Latvia's entry into the Eurozone will not affect exchange rates or monetary policies, Karlsson says.
While certain people have predicted the end of the euro ever since the trouble in Greece began in late 2009, these predictions have yet to materialize. Not only hasn't it ended, not a single country has exited, with one country, Estonia, in fact joining in 2011 and with Latvia now set to join as well on January 1 next year.
Estonia's and Latvia's entries have/will strengthen the northern German-led faction in the ECB, as they have demonstrated a commitment to sound public finances even in a crisis, also likely making them supporters of the German sound money policies.

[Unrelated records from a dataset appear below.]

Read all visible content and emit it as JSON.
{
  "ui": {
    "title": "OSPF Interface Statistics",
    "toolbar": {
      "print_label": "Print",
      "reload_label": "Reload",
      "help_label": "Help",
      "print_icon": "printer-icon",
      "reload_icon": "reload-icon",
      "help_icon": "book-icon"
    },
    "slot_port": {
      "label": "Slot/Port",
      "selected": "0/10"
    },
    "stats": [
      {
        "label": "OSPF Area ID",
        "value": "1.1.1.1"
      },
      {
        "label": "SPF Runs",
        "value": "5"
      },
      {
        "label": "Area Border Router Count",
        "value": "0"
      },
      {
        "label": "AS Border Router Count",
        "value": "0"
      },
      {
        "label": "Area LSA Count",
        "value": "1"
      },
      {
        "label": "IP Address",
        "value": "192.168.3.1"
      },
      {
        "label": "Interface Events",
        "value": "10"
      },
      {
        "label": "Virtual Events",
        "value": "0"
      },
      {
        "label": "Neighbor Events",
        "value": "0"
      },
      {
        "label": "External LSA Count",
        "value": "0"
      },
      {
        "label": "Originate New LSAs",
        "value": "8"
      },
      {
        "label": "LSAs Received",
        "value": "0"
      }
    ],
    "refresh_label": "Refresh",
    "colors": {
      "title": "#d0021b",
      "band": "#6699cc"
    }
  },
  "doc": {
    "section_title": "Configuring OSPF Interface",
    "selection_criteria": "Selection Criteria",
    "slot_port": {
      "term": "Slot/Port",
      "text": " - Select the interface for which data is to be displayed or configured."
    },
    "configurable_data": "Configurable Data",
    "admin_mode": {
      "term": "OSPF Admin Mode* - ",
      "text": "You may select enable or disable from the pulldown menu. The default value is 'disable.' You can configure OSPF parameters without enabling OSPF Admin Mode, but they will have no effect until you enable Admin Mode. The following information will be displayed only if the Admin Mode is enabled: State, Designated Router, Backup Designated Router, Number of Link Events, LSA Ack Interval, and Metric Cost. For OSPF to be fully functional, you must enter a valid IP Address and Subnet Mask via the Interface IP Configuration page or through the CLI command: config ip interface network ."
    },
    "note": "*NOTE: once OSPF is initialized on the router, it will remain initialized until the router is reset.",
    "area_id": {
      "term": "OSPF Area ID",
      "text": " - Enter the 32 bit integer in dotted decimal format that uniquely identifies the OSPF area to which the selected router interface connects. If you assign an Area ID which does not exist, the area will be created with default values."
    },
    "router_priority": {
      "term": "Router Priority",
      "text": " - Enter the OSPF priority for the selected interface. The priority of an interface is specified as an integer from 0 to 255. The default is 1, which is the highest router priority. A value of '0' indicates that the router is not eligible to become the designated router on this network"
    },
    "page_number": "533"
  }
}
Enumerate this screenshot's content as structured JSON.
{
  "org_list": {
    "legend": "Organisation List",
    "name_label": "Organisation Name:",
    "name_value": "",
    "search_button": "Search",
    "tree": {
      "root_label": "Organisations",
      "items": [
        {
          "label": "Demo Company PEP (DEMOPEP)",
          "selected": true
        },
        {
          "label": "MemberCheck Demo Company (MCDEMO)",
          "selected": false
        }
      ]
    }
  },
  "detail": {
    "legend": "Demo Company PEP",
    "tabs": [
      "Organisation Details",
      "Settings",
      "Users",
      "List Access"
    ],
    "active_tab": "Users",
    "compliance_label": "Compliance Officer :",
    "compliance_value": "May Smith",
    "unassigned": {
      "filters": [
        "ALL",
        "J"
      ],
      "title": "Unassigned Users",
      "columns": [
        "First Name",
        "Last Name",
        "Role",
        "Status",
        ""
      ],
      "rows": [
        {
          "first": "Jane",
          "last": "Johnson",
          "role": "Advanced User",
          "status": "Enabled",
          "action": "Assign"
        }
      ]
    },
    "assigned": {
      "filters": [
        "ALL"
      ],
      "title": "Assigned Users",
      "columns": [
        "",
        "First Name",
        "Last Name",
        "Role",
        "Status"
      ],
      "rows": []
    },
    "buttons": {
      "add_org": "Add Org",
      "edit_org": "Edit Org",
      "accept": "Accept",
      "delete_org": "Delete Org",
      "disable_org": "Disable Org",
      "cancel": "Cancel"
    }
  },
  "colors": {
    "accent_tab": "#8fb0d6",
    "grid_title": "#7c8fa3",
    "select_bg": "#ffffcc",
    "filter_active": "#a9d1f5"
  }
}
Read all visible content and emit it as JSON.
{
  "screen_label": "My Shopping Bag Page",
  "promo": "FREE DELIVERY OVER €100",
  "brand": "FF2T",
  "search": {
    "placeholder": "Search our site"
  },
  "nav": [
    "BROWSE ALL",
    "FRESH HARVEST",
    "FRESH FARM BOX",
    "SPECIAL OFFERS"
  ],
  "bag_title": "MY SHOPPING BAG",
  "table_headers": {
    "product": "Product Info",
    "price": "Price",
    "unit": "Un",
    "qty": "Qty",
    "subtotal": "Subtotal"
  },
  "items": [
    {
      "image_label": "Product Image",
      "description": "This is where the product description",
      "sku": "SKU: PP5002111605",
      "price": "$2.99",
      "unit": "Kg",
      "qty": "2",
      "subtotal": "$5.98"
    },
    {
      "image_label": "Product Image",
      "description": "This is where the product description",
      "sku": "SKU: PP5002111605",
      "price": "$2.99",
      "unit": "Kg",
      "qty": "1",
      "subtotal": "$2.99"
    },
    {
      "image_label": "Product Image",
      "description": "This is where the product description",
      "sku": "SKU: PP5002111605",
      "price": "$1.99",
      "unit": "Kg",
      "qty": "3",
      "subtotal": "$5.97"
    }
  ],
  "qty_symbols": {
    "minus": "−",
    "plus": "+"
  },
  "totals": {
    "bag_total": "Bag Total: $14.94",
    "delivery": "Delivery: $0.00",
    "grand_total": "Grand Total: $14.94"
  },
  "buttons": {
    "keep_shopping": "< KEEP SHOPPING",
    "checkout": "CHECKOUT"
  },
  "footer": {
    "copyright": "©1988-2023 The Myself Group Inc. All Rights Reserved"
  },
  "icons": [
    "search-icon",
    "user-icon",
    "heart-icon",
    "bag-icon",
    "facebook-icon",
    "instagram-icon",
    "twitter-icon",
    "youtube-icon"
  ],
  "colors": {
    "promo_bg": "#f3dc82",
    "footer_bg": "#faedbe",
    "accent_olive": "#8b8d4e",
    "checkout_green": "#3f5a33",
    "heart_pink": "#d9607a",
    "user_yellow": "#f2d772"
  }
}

However, apart from the influence Latvia will gain in the ECB governing council, this move won't change anything in terms of exchange rates and monetary policy as Latvia has had during a long time a fixed exchange rate against the euro for its currency.
This also means that as the number of euro area countries increases from 17 to 18 (excluding micro states Andorra, Monaco, San Marino and the Vatican as well as Kosovo and Montenegro which have unilaterally adopted the euro without being formal members) the number of EU countries with a national currency with a fixed exchange rate drops from four to three, with the remaining being Lithuania, Bulgaria and Denmark. Of these remaining three, Lithuania seems eager to follow the path of their fellow Baltics and adopt the euro, while Bulgaria and Denmark are content with the status quo of a national currency pegged to the euro.